In recent times, privacy has become one of the main concerns of all internet users. People actually care about who can see what they share. They now scrutinize any company that deals with huge data sets. But the rise of privacy concerns have not risen without reason.
It can all be traced back to the Facebook-Cambridge Analytical data scandal in early 2018. it was revealed that Cambridge Analytica had harvested the personal data of millions of people’s Facebook profiles without their consent and used it for political advertising purposes. It has been described as a watershed moment in the public understanding of personal data. It precipitated a massive fall in Facebook’s stock price and called for tighter regulation of tech companies’ use of data. Following this scandal, Facebook’s market value fell $119bn. This prompted a series of events bringing privacy into limelight.
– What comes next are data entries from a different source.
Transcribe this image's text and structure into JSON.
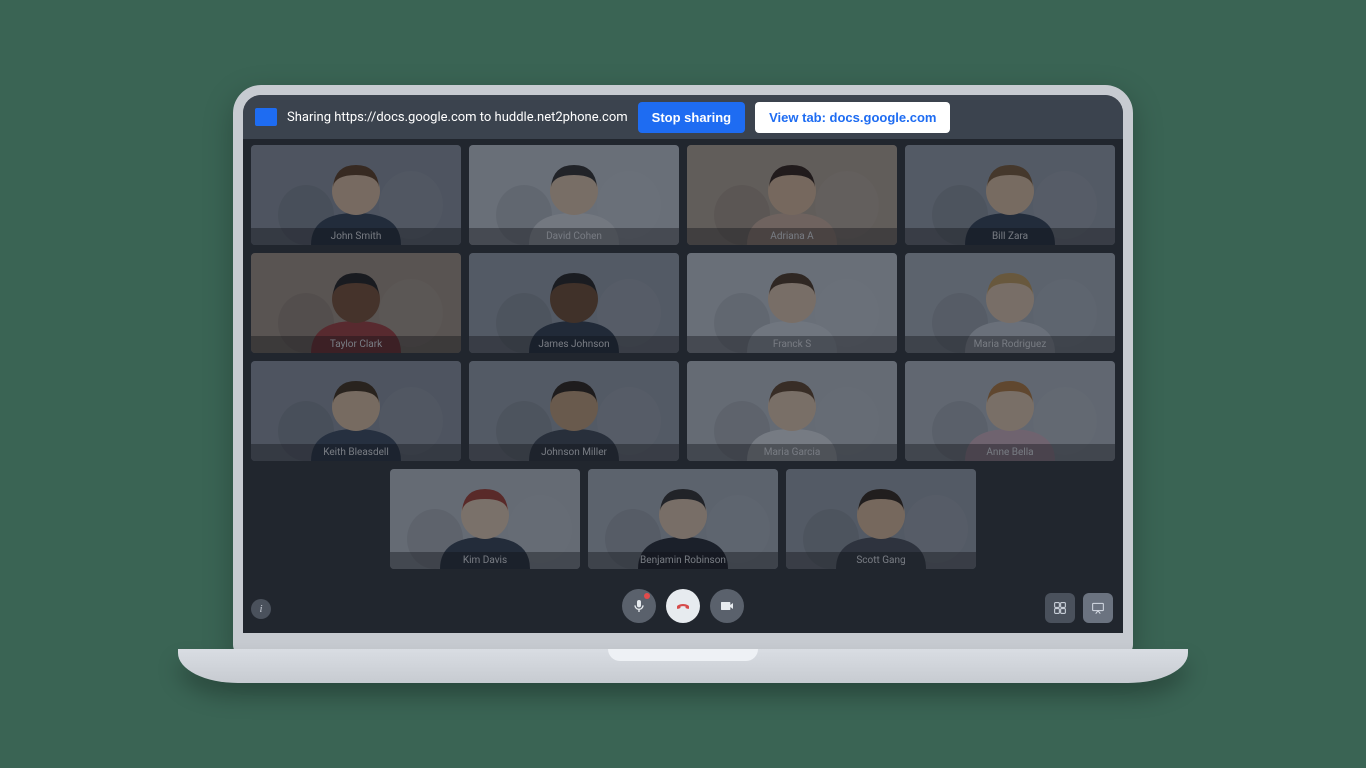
{
  "share_bar": {
    "sharing_text": "Sharing https://docs.google.com to huddle.net2phone.com",
    "stop_label": "Stop sharing",
    "view_label": "View tab: docs.google.com"
  },
  "participants": [
    {
      "name": "John Smith",
      "skin": "#e8c7a8",
      "hair": "#5b3a1e",
      "shirt": "#2d3e55"
    },
    {
      "name": "David Cohen",
      "skin": "#ecd0b3",
      "hair": "#2c2c2c",
      "shirt": "#dfe6ee"
    },
    {
      "name": "Adriana A",
      "skin": "#e6c4a2",
      "hair": "#2a1a10",
      "shirt": "#d7b8a4"
    },
    {
      "name": "Bill Zara",
      "skin": "#e9caa9",
      "hair": "#7a5a34",
      "shirt": "#2d3e55"
    },
    {
      "name": "Taylor Clark",
      "skin": "#7a4f32",
      "hair": "#1a1a1a",
      "shirt": "#a53a3a"
    },
    {
      "name": "James Johnson",
      "skin": "#6f4a2e",
      "hair": "#1b1b1b",
      "shirt": "#2b3a4f"
    },
    {
      "name": "Franck S",
      "skin": "#ecd1b5",
      "hair": "#4b3420",
      "shirt": "#d9e2ec"
    },
    {
      "name": "Maria Rodriguez",
      "skin": "#ecd1b5",
      "hair": "#c8a15a",
      "shirt": "#cdd6df"
    },
    {
      "name": "Keith Bleasdell",
      "skin": "#e9caa9",
      "hair": "#3c2a16",
      "shirt": "#36485f"
    },
    {
      "name": "Johnson Miller",
      "skin": "#caa57c",
      "hair": "#241b12",
      "shirt": "#3a4655"
    },
    {
      "name": "Maria Garcia",
      "skin": "#eed3b7",
      "hair": "#5d4126",
      "shirt": "#e7edf3"
    },
    {
      "name": "Anne Bella",
      "skin": "#eed3b7",
      "hair": "#b57a3b",
      "shirt": "#d7b8c8"
    },
    {
      "name": "Kim Davis",
      "skin": "#f0d7bd",
      "hair": "#a63b2e",
      "shirt": "#2f3e52"
    },
    {
      "name": "Benjamin Robinson",
      "skin": "#ecd1b5",
      "hair": "#2c2c2c",
      "shirt": "#1e2430"
    },
    {
      "name": "Scott Gang",
      "skin": "#e6c3a0",
      "hair": "#2a1f14",
      "shirt": "#474f5b"
    }
  ],
  "controls": {
    "mic": "microphone-toggle",
    "hangup": "end-call",
    "camera": "camera-toggle",
    "info": "info",
    "grid_view": "grid-view",
    "present": "presentation-view"
  }
}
The Facebook-Cambridge Analytical data scandal fast-tracked the implementation of the GDPR (General Data Protection Regulation) in the European Union. It’s a law on data protection and privacy for all individuals citizens of the European Union and the European Economic Area. If a company shows non-compliance, up to €10 million, or 2% annual global turnover – whichever is higher; or up to €20 million, or 4% annual global turnover – whichever is higher, depending on the severity of the offence. The GDPR showed its might when it fined Google €50 million. This is the biggest GDPR fine yet to be issued by a European regulator and the first time one of the tech giants has been found to fall foul of the tough new regulations that came into force in May last year. The fine was issued because Google failed to provide enough and clear information to users about its data consent policies and the users had less control over their data.
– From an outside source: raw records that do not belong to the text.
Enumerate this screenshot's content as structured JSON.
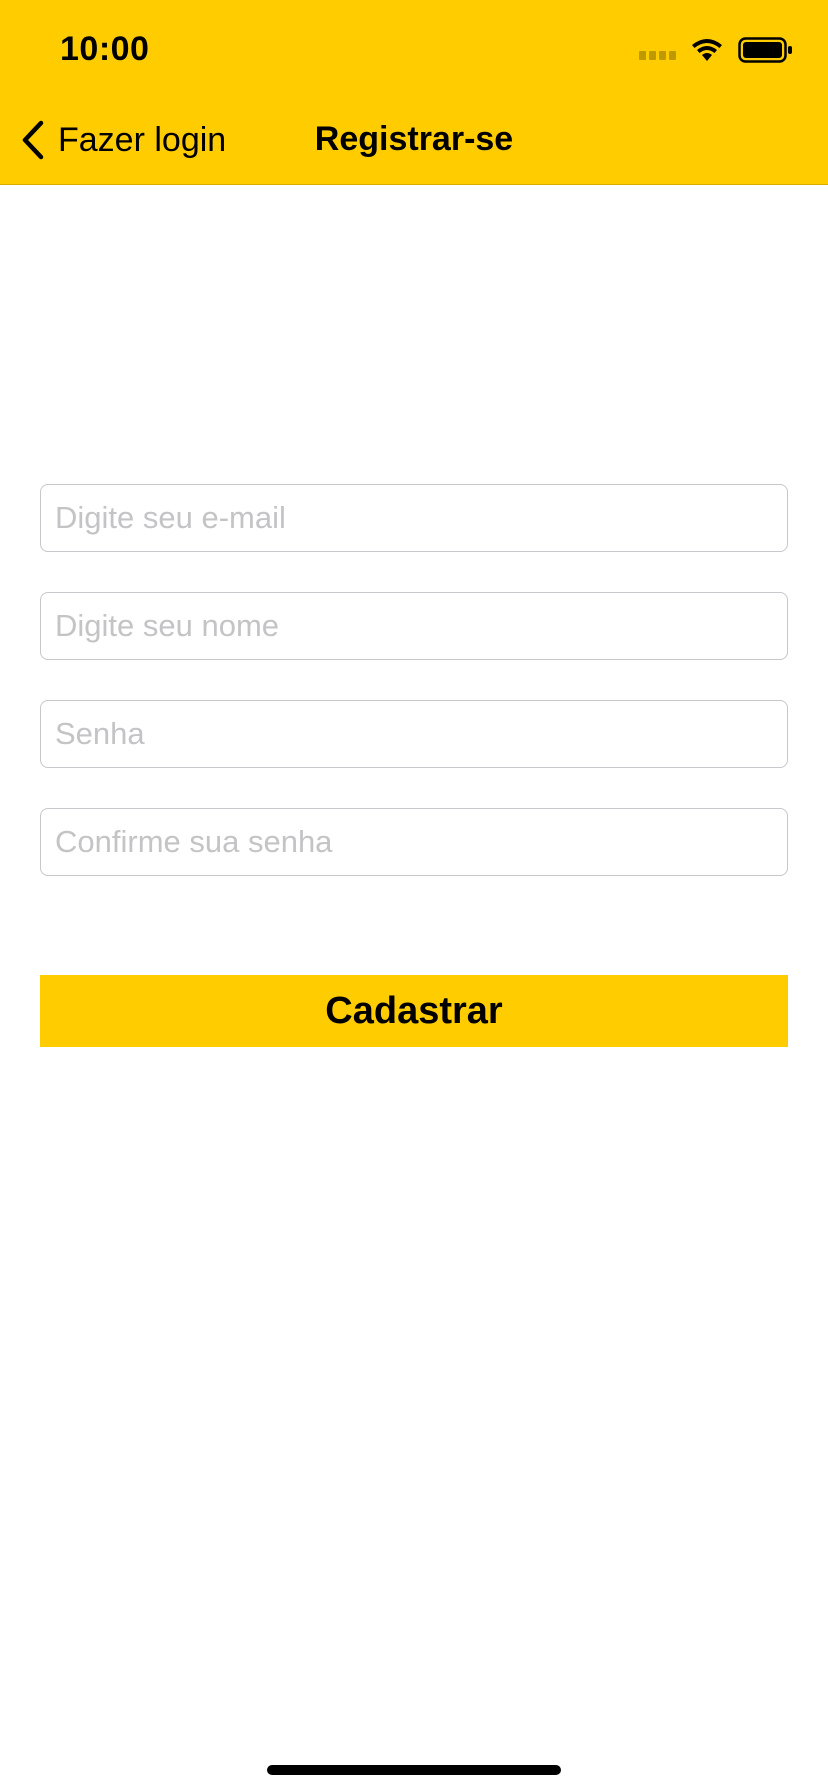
{
  "status_bar": {
    "time": "10:00"
  },
  "nav": {
    "back_label": "Fazer login",
    "title": "Registrar-se"
  },
  "form": {
    "email_placeholder": "Digite seu e-mail",
    "name_placeholder": "Digite seu nome",
    "password_placeholder": "Senha",
    "confirm_placeholder": "Confirme sua senha",
    "submit_label": "Cadastrar"
  },
  "colors": {
    "accent": "#FFCC00",
    "placeholder": "#c4c4c6",
    "field_border": "#c7c7cc"
  },
  "icons": [
    "chevron-left-icon",
    "cellular-signal-icon",
    "wifi-icon",
    "battery-icon"
  ]
}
“Genuine Consent” is a tricky subject. Under GDPR, companies are required to gain the user’s “genuine consent” before collecting their information, which means making consent an explicitly opt-in process that’s easy for people to withdraw. Companies are now forced to implement clear data policies. Ignorance, however, is another aspect. Netizens used to click Agree on all the policy-consent forms. Consequently, this had to stop for the Big Four.
“Facebook and Google reshape the Narrative on Privacy” says the NYTimes. The chief executive of a huge tech company with vast stores of user data, and a business built on using it to target ads, now says his priority is privacy. All annual conferences of the big tech companies had privacy as their main subject. “We think privacy is for everyone”, says Google’s Sundar Pichai. “The future is private”, says Mark Zuckerberg. This shows the market’s shift showing its emphasis on privacy. We have finally realized that privacy is a fundamental right.